→ **PROBLEM TO SOLVE**
Exact retyping of the data: please keep every word and drop each picture.

Source records
= Beginning of Section =
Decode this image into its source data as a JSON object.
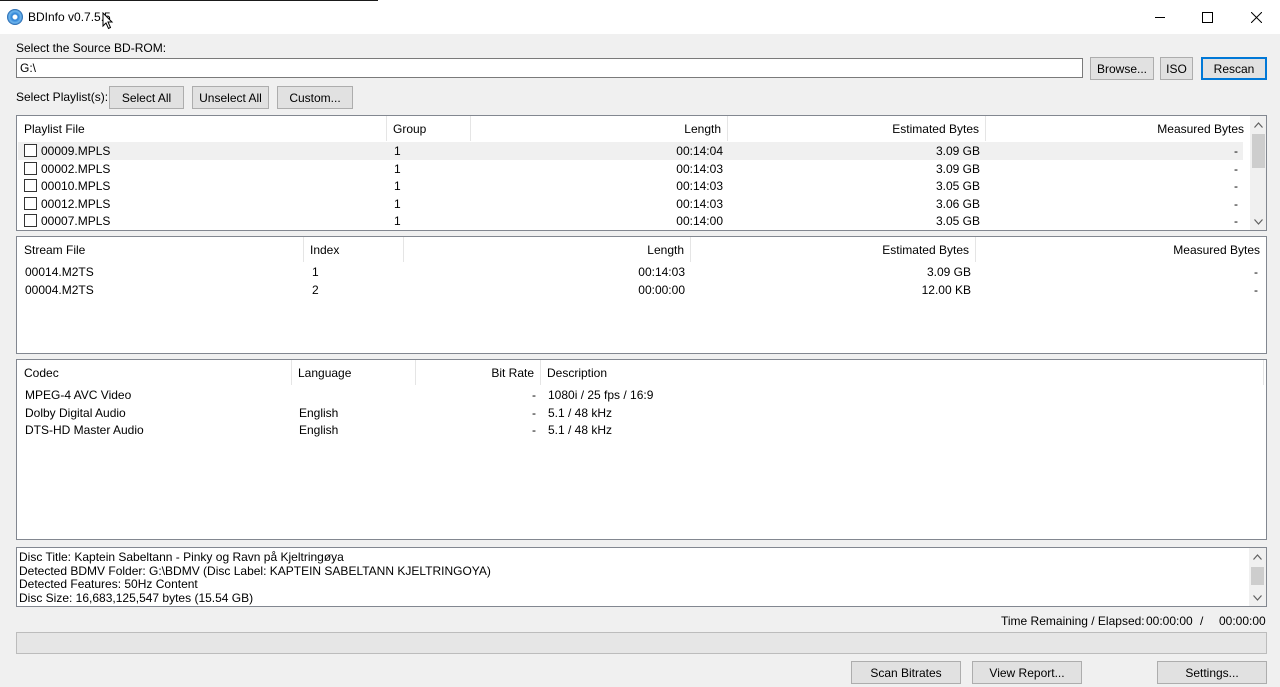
{
  "window": {
    "title": "BDInfo v0.7.5.5",
    "minimize_icon": "minimize-icon",
    "maximize_icon": "maximize-icon",
    "close_icon": "close-icon"
  },
  "source": {
    "label": "Select the Source BD-ROM:",
    "path_value": "G:\\",
    "browse_label": "Browse...",
    "iso_label": "ISO",
    "rescan_label": "Rescan"
  },
  "playlist_controls": {
    "label": "Select Playlist(s):",
    "select_all_label": "Select All",
    "unselect_all_label": "Unselect All",
    "custom_label": "Custom..."
  },
  "playlists": {
    "columns": [
      "Playlist File",
      "Group",
      "Length",
      "Estimated Bytes",
      "Measured Bytes"
    ],
    "rows": [
      {
        "file": "00009.MPLS",
        "group": "1",
        "length": "00:14:04",
        "estimated": "3.09 GB",
        "measured": "-"
      },
      {
        "file": "00002.MPLS",
        "group": "1",
        "length": "00:14:03",
        "estimated": "3.09 GB",
        "measured": "-"
      },
      {
        "file": "00010.MPLS",
        "group": "1",
        "length": "00:14:03",
        "estimated": "3.05 GB",
        "measured": "-"
      },
      {
        "file": "00012.MPLS",
        "group": "1",
        "length": "00:14:03",
        "estimated": "3.06 GB",
        "measured": "-"
      },
      {
        "file": "00007.MPLS",
        "group": "1",
        "length": "00:14:00",
        "estimated": "3.05 GB",
        "measured": "-"
      }
    ]
  },
  "streams": {
    "columns": [
      "Stream File",
      "Index",
      "Length",
      "Estimated Bytes",
      "Measured Bytes"
    ],
    "rows": [
      {
        "file": "00014.M2TS",
        "index": "1",
        "length": "00:14:03",
        "estimated": "3.09 GB",
        "measured": "-"
      },
      {
        "file": "00004.M2TS",
        "index": "2",
        "length": "00:00:00",
        "estimated": "12.00 KB",
        "measured": "-"
      }
    ]
  },
  "codecs": {
    "columns": [
      "Codec",
      "Language",
      "Bit Rate",
      "Description"
    ],
    "rows": [
      {
        "codec": "MPEG-4 AVC Video",
        "language": "",
        "bitrate": "-",
        "description": "1080i / 25 fps / 16:9"
      },
      {
        "codec": "Dolby Digital Audio",
        "language": "English",
        "bitrate": "-",
        "description": "5.1 / 48 kHz"
      },
      {
        "codec": "DTS-HD Master Audio",
        "language": "English",
        "bitrate": "-",
        "description": "5.1 / 48 kHz"
      }
    ]
  },
  "disc_info": [
    "Disc Title: Kaptein Sabeltann - Pinky og Ravn på Kjeltringøya",
    "Detected BDMV Folder: G:\\BDMV (Disc Label: KAPTEIN SABELTANN KJELTRINGOYA)",
    "Detected Features: 50Hz Content",
    "Disc Size: 16,683,125,547 bytes (15.54 GB)"
  ],
  "timer": {
    "label": "Time Remaining / Elapsed:",
    "remaining": "00:00:00",
    "separator": "/",
    "elapsed": "00:00:00"
  },
  "progress": {
    "value": 0
  },
  "bottom_buttons": {
    "scan_label": "Scan Bitrates",
    "report_label": "View Report...",
    "settings_label": "Settings..."
  }
}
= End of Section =
→ **SOLUTION TO THIS EXERCISE**
Decode this image into its source data as a JSON object.
{
  "window": {
    "title": "BDInfo v0.7.5.5",
    "minimize_icon": "minimize-icon",
    "maximize_icon": "maximize-icon",
    "close_icon": "close-icon"
  },
  "source": {
    "label": "Select the Source BD-ROM:",
    "path_value": "G:\\",
    "browse_label": "Browse...",
    "iso_label": "ISO",
    "rescan_label": "Rescan"
  },
  "playlist_controls": {
    "label": "Select Playlist(s):",
    "select_all_label": "Select All",
    "unselect_all_label": "Unselect All",
    "custom_label": "Custom..."
  },
  "playlists": {
    "columns": [
      "Playlist File",
      "Group",
      "Length",
      "Estimated Bytes",
      "Measured Bytes"
    ],
    "rows": [
      {
        "file": "00009.MPLS",
        "group": "1",
        "length": "00:14:04",
        "estimated": "3.09 GB",
        "measured": "-"
      },
      {
        "file": "00002.MPLS",
        "group": "1",
        "length": "00:14:03",
        "estimated": "3.09 GB",
        "measured": "-"
      },
      {
        "file": "00010.MPLS",
        "group": "1",
        "length": "00:14:03",
        "estimated": "3.05 GB",
        "measured": "-"
      },
      {
        "file": "00012.MPLS",
        "group": "1",
        "length": "00:14:03",
        "estimated": "3.06 GB",
        "measured": "-"
      },
      {
        "file": "00007.MPLS",
        "group": "1",
        "length": "00:14:00",
        "estimated": "3.05 GB",
        "measured": "-"
      }
    ]
  },
  "streams": {
    "columns": [
      "Stream File",
      "Index",
      "Length",
      "Estimated Bytes",
      "Measured Bytes"
    ],
    "rows": [
      {
        "file": "00014.M2TS",
        "index": "1",
        "length": "00:14:03",
        "estimated": "3.09 GB",
        "measured": "-"
      },
      {
        "file": "00004.M2TS",
        "index": "2",
        "length": "00:00:00",
        "estimated": "12.00 KB",
        "measured": "-"
      }
    ]
  },
  "codecs": {
    "columns": [
      "Codec",
      "Language",
      "Bit Rate",
      "Description"
    ],
    "rows": [
      {
        "codec": "MPEG-4 AVC Video",
        "language": "",
        "bitrate": "-",
        "description": "1080i / 25 fps / 16:9"
      },
      {
        "codec": "Dolby Digital Audio",
        "language": "English",
        "bitrate": "-",
        "description": "5.1 / 48 kHz"
      },
      {
        "codec": "DTS-HD Master Audio",
        "language": "English",
        "bitrate": "-",
        "description": "5.1 / 48 kHz"
      }
    ]
  },
  "disc_info": [
    "Disc Title: Kaptein Sabeltann - Pinky og Ravn på Kjeltringøya",
    "Detected BDMV Folder: G:\\BDMV (Disc Label: KAPTEIN SABELTANN KJELTRINGOYA)",
    "Detected Features: 50Hz Content",
    "Disc Size: 16,683,125,547 bytes (15.54 GB)"
  ],
  "timer": {
    "label": "Time Remaining / Elapsed:",
    "remaining": "00:00:00",
    "separator": "/",
    "elapsed": "00:00:00"
  },
  "progress": {
    "value": 0
  },
  "bottom_buttons": {
    "scan_label": "Scan Bitrates",
    "report_label": "View Report...",
    "settings_label": "Settings..."
  }
}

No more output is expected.